, phylum of animals having a notochord, or dorsal stiffening rod, as the chief internal skeletal support at some stage of their development.
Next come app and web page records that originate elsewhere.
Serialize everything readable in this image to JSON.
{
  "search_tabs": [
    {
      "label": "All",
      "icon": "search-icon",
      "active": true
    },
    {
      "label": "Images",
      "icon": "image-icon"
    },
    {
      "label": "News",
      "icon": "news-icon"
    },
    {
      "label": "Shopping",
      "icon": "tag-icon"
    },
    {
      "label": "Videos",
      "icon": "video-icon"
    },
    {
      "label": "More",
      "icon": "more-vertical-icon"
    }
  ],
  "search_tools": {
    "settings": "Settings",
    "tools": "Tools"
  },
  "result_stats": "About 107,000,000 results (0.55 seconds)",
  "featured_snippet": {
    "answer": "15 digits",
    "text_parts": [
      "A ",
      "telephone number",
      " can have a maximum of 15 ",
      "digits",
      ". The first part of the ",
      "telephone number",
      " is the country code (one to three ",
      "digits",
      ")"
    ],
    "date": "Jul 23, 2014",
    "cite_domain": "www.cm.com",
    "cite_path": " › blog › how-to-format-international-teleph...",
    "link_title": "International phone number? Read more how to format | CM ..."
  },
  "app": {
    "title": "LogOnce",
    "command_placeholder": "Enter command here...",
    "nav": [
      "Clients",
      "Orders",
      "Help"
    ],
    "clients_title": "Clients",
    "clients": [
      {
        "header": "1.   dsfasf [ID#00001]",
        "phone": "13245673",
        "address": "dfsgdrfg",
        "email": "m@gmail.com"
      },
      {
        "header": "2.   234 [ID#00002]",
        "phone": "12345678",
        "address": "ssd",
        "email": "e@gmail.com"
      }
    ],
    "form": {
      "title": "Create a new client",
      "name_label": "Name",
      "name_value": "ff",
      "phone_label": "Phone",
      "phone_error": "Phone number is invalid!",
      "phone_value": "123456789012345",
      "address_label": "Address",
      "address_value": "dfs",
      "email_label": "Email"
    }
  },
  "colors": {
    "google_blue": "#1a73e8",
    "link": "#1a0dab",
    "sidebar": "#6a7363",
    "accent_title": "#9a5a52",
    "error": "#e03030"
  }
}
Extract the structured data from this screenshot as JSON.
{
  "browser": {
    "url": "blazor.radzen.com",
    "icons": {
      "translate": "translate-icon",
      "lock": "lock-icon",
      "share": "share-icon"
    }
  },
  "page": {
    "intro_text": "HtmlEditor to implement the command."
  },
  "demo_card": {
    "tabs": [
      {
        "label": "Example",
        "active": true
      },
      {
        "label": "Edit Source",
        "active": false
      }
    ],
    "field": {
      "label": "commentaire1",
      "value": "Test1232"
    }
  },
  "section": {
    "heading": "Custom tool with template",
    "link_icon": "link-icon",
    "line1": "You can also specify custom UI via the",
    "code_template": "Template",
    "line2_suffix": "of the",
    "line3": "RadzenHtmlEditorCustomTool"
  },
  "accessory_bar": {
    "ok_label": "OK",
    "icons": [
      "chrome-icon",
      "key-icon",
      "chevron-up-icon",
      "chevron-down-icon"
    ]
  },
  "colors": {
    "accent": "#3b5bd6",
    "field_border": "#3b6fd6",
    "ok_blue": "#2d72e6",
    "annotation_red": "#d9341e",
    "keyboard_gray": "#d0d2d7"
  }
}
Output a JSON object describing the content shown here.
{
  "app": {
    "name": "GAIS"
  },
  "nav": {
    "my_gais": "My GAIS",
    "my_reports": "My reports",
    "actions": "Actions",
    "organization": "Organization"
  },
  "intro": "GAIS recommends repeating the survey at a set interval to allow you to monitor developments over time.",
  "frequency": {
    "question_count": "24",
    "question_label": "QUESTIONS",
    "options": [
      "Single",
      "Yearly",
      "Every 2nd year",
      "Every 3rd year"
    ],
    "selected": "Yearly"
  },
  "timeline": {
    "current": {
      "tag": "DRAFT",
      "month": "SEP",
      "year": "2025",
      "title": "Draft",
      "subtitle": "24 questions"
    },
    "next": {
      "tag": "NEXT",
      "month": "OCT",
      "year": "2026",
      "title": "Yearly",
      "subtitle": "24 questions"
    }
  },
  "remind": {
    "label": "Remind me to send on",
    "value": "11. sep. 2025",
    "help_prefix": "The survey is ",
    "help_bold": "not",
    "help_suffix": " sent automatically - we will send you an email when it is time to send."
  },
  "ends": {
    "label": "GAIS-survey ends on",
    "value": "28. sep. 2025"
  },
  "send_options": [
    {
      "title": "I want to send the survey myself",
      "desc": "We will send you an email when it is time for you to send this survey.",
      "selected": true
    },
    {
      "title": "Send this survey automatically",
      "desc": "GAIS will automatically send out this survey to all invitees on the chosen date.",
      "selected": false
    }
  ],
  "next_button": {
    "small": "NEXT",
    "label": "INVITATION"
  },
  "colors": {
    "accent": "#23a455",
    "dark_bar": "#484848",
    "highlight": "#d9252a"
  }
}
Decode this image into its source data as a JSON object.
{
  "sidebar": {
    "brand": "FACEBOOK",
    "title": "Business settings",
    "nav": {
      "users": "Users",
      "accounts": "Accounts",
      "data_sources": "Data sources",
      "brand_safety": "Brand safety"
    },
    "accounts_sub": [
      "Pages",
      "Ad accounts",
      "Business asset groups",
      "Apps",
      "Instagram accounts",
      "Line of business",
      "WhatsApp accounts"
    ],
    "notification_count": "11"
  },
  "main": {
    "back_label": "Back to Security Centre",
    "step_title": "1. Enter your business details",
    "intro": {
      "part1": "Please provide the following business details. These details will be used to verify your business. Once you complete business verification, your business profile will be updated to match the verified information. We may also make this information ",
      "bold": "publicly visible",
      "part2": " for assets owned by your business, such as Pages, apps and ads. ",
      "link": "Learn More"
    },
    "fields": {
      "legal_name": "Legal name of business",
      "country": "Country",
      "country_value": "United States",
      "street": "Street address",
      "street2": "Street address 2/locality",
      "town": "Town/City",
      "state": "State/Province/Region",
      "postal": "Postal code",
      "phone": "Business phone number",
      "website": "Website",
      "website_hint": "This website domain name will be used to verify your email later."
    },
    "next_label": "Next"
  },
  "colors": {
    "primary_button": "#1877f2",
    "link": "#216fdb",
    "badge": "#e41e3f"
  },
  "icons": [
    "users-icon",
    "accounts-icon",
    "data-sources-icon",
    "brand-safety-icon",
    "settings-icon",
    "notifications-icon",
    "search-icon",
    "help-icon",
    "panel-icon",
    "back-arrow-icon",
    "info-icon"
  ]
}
Most chordates are vertebrates (animals with backbones), but the phylum also includes some small marine invertebrate animals.
..... Click the link for more information.
, subphylum Vertebrata, class Actinopterygii, order Scorpaeniformes.

sculpin

[′skəl·pən]
(vertebrate zoology)
Any of several species of small fishes in the family Cottidae characterized by a large head that sometimes has spines, spiny fins, broad mouth, and smooth, scaleless skin.
References in periodicals archive ?
Partitioning of food resources by sculpins in Lake Michigan.
Differences in assemblages between pregear and gear-present phases were illustrated by significant vector loadings associated with flatfish, hermit crab, sculpin, sea star, and true crab (Brachyura).
The largest fish were Arctic staghorn sculpin, Gymnocantheus tricuspis, with an estimated mean length of 17.
Arctic cod dominated trawl catches (56% of total catch), and Arctic cod, slender eelblenny (Lumpenus fabricii) and unidentified small sculpins accounted for 87% of the total trawl catch.
Here we report on a banded sculpin collected from a cave in southern Franklin County, Tennessee, with a SL of 165 mm and a TL of 196 mm.
True sculpins belong to the Family Cottidae; Fowler described the new species as a member of the Family Scorpaenidae.
Some shallow-living sculpins have a strong preference for nesting sites that are exposed to the current; this exposure aids in gas exchange and waste removal and accelerates embryogenesis (21, 22).
They compete fearlessly for resources with each other and with the slightly smaller mottled sculpins (Cottus bairdi).
Streamers fall into four groups: sculpins and Muddlers, baitfish, leeches and crayfish, and attractors.
The principle of the baseline correction is illustrated with a hypothetical example of lake trout and sculpins [ILLUSTRATION FOR FIGURE 4 OMITTED].